A level English Language Analysis

Language Technique Analysis – The Basics

4 min read: this blog post will help you to:

  1. Understand how to analyse language used by a writer
  2. Think critically about language choices

When you analyse language, you are more likely to achieve better results by discussing the meanings (semantics) of words chosen by the writer and analysing their stylistic effects (linking them to how and why they have been used). Let’s take a look at this extract from Max Brooks’ World War Z:

world_war_z_book_coverI found “Patient Zero” behind the locked door of an abandoned house across town. He was twelve years old. His wrists and feet were bound with plastic packing twine. Although he’d rubbed off the skin around his bonds, there was no blood. There was also no blood on his other wounds, not on the gouges on his legs or arms, or from the large dry gap where his right big toe had been. He was writhing like an animal; a gag muffled his growls.


Four Basic Steps to language analysis:

  1. Topic statement outlining what you have identified in the text for analysis. Your topic sentence should link to the text’s topic, theme or message; ask yourself – what’s happening in the text that’s important?
  2. Evidence that proves your topic sentence
  3. Exploration of semantics: are there any specific words in your evidence that have significant meanings contributing to how the text may be interpreted by the reader?
  4. Analyse stylistic effects: how and why is your topic statement happening in the text in the way(s) that it is?

World War Z Analysis A

The four basic steps analysis works for any type of evidence that you analyse:

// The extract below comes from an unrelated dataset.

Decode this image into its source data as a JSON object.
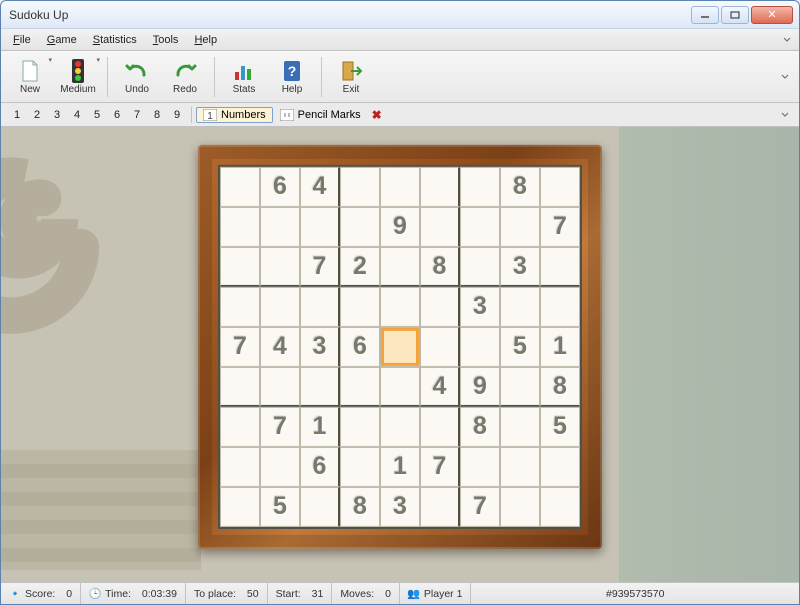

World War Z Tip AThe opening of the chapter presents Patient Zero as being dangerous. The simile “writhing like an animal” uses the verb ‘writhing’ to describe movements that are painful, whilst the comparison to an ‘animal’ implies that Patient Zero is wild; his behaviour is out of control. The writer reinforces this image with another animal phrase ‘a gag muffled his growls’ to suggest that Patient Zero is intimidating, as angry dogs are said to ‘growl’. The writer has used animal imagery to imply that Patient Zero’s illness might not be treatable using normal methods.